Two Chestnut-breasted Coronets deciding whether to keep chasing each other off or to rest for a bit.
The next morning we rose early and spent nine hours birding around the property. During that time, we found 79 species including great looks at special species like Barred Antthrush, Azara's Spinetail, Rusty-winged Barbtail, and Chestnut-breasted Chlorophonia. The full eBird list can be found here.

Ince Jays (Same species as Green Jay now as they have been lumped)
were a common sight about Cabañas San Isidro
In the late afternoon, Edison and I decided to see if we could find one of our big targets for the trip, Torrent Duck. The small town below Cabañas San Isidro sits on a beautiful rushing river and is a great spot to look for this amazing duck. It didn't take us long to find a pair once we arrived!

Since we knew Brian would really want to see this species, we ran back up to where he was photographing hummingbirds and took him back down to the river to see the birds. Although they never got very close, Brian managed a pretty good photo of the male.

A male Torrent Duck ready to jump in the rushing water.
The next morning, after some brief birding and breakfast, we continued on farther down the eastern slope, birding our way to the next lodge, WildSumaco.

This Collared Trogon posed quite nicely for Brian.
Southern Lapwings can be found just a few minutes down the road form Cabañas San Isidro.

Wednesday, November 11, 2015

Enjoying my Time at the Rio Grande Valley Birding Festival

I've just returned back home in Indiana after spending a wonderful 6 days guiding field trips for the Rio Grande Valley Birding Festival (RGVBF) in south Texas. There are many events that I look forward to attending year after year and the RGVBF is certainly one of them. The birding is always fantastic and like all of the big festivals, it brings together many of my birding friends from all over the world that I only get to see a few times a year.

I enjoyed watching as many as eight Anhingas at a small fish hatchery.
During my five days of birding, I saw 160 species including some of the awesome RGV specialties such as Green Jay, Altamira Oriole, Plain Chachalaca, and Olive Sparrow as well as the very rare for Texas "Western" Flycatcher (either a Pacific-slope or Cordilleran).

Many people have identified this as a Pacific-slope Flycatcher based on its call but it didn't vocalize while I was watching it so I'll just leave it as "western" flycatcher.
If you've never attended the RGVBF, I highly recommend that you consider coming in 2016. Keep an eye on the festival's website for more information.

Monday, November 2, 2015

Birding in Ecuador: Part 5 - Guango Lodge

Once we crossed over Papallacta Pass, it was just a short drive to get to Guano Lodge.

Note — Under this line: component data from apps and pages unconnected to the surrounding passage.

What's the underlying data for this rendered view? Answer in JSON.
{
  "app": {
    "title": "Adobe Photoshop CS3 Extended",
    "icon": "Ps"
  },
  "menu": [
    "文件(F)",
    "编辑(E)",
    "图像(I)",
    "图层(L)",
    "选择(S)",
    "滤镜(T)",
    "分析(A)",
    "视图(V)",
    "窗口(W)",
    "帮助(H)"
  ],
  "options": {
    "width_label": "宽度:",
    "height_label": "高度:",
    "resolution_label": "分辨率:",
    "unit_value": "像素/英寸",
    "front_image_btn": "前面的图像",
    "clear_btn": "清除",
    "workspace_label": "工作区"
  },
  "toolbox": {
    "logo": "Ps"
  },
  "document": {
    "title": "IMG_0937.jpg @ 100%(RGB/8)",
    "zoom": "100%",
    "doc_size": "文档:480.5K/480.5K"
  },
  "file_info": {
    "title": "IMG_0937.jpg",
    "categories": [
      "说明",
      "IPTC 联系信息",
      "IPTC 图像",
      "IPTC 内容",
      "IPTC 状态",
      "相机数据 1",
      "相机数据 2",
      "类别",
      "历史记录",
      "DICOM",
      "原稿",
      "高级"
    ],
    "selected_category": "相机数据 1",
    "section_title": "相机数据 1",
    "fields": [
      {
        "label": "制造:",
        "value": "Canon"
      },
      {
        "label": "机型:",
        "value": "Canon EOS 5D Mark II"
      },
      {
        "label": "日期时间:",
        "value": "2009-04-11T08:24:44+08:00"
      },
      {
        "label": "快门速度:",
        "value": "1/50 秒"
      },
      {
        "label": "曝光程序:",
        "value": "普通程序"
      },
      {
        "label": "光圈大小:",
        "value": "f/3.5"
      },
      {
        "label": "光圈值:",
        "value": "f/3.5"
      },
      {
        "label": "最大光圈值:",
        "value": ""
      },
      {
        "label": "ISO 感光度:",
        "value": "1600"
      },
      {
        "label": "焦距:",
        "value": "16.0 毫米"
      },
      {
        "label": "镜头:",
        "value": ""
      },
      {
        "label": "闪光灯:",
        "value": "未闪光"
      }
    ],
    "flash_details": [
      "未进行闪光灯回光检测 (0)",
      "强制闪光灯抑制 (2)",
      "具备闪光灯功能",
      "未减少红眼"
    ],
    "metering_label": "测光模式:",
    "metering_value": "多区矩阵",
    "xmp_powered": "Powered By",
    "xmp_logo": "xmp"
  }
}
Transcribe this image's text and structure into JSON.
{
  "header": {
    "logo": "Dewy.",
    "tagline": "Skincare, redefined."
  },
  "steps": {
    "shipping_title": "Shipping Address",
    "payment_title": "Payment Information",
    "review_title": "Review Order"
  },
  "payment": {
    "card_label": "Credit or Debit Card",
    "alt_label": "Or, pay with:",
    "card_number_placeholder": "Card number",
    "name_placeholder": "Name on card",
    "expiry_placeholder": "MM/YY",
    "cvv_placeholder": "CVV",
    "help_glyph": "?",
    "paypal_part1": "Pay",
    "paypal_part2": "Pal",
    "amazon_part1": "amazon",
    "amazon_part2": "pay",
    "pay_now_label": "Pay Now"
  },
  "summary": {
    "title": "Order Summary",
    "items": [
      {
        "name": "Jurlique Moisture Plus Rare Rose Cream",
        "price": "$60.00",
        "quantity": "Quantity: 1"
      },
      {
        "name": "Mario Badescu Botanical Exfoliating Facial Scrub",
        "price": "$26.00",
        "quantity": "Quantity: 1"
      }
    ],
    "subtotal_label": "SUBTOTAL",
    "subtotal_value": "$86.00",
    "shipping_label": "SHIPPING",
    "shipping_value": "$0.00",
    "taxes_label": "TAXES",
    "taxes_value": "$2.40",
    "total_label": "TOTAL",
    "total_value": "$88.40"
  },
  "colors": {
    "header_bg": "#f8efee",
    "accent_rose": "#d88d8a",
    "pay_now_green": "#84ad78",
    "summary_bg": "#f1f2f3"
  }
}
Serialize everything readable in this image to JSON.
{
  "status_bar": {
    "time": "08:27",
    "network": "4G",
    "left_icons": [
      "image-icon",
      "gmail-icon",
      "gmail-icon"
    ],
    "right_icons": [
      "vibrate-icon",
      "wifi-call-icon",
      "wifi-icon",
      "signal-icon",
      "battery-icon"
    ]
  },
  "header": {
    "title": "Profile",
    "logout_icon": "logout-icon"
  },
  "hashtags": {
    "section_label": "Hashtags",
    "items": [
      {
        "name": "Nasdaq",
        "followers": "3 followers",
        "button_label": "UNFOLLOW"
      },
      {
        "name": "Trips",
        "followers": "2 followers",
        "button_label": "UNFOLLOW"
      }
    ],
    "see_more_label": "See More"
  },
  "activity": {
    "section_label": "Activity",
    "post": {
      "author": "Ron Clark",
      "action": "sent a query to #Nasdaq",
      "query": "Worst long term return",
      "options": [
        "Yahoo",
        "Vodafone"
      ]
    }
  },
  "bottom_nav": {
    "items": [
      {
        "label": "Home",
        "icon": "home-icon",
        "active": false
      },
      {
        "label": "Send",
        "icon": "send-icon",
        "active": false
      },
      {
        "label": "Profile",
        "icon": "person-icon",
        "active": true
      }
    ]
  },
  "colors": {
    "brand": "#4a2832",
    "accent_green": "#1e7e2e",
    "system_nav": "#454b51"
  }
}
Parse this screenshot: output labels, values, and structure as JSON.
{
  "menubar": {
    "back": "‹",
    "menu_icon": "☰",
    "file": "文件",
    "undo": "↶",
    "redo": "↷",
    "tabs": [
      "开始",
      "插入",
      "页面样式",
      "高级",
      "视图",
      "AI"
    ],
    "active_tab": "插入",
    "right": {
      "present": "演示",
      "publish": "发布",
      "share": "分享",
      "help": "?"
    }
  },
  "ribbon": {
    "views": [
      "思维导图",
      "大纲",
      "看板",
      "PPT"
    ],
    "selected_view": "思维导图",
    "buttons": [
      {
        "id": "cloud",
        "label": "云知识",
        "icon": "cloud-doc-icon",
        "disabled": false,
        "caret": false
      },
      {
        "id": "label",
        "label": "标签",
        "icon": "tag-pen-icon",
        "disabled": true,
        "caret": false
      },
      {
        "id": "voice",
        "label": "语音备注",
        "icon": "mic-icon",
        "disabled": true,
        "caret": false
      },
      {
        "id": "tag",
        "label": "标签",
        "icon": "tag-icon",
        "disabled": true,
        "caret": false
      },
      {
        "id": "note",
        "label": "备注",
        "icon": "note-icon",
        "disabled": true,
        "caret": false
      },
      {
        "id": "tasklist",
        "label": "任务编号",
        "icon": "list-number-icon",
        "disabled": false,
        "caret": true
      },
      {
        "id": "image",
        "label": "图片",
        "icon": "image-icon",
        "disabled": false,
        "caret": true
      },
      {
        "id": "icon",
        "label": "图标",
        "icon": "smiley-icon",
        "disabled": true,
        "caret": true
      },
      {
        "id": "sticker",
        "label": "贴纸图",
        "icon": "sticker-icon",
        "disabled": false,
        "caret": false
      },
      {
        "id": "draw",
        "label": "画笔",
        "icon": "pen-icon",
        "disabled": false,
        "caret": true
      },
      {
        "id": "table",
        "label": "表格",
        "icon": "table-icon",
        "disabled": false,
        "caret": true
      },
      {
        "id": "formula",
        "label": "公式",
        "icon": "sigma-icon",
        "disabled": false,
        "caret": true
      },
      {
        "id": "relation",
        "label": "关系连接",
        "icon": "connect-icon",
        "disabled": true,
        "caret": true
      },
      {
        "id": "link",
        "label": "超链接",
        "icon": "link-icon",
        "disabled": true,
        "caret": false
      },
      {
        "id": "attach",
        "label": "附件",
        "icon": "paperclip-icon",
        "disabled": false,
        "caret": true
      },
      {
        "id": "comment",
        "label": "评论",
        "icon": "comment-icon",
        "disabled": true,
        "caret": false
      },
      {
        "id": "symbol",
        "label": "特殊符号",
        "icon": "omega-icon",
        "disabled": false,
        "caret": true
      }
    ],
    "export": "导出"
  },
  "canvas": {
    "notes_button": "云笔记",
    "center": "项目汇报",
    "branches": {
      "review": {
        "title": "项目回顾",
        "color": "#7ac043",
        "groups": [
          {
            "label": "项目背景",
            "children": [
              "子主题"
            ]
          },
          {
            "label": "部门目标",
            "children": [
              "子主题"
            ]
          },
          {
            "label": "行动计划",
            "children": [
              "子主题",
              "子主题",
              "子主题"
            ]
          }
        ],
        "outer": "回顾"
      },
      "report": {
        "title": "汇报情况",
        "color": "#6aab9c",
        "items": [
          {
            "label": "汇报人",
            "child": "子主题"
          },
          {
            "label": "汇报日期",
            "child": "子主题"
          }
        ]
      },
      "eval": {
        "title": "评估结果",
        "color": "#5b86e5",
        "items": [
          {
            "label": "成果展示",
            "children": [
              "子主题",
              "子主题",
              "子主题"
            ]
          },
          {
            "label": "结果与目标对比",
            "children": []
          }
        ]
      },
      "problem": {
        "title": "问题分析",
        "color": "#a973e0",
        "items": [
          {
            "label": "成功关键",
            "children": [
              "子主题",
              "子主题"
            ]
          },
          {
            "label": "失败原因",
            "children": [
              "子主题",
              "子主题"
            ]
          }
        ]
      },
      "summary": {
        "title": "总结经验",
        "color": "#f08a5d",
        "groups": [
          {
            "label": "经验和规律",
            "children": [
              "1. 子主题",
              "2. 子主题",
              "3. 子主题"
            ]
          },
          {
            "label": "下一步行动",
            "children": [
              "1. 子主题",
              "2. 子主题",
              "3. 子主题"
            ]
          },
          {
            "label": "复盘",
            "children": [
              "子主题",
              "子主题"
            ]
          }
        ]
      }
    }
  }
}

Although this is just a small lodge, the birding on their property is incredible. There are numerous hummingbird feeders that you can see immediately as you get out of the car which makes it really hard to do anything other than start birding right away.

Buff-tailed Coronet - Photo by Brian Zwiebel
Long-tailed Sylph - Photo by Brian Zwiebel

Sword-billed Hummingbird - Photo by Brian Zwiebel
Tourmaline Sunangel - Photo by Brian Zwiebel
Once you get past the incredible hummingbirds, the birding along the trails is great as well! Some of the highlights included Crimson-mantled Woodpecker, Chestnut-crowned Antpitta, Citrine, Black-crested, and Russet-crowned Warblers, Hooded, Lacrimose, Scarlet-bellied, and Buff-breasted Mountain-Tanagers, and Mountain Cacique.

Masked Flowerpiercers are common at the hummingbird feeders at Guango Lodge  - Photo by Brian Zwiebel
After birding at Guango for a few hours the next morning, we noticed that it looked clean up at Papallacta Pass so Edison and I jumped in the car and headed that way. It turned out to be one of the most beautiful days in the pass. The skies were clear and we could see all the way to Quito! Since it was clear, the birding was much easier than when the area is covered in fog. Our major highlight was incredible views of Rufous-bellied Seedsnipe!

Rufous-bellied Seedsnipe - Photo by Edison Buenaño
We spent the rest of the day and the next morning birding at Guango before packing up and making our way towards Cabañas San Isidro. Along the way, Edison had a special bird for us to see, Black-and-chestnut Eagle. Although we only saw them from a distance, this was one of the highlight species of my entire trip!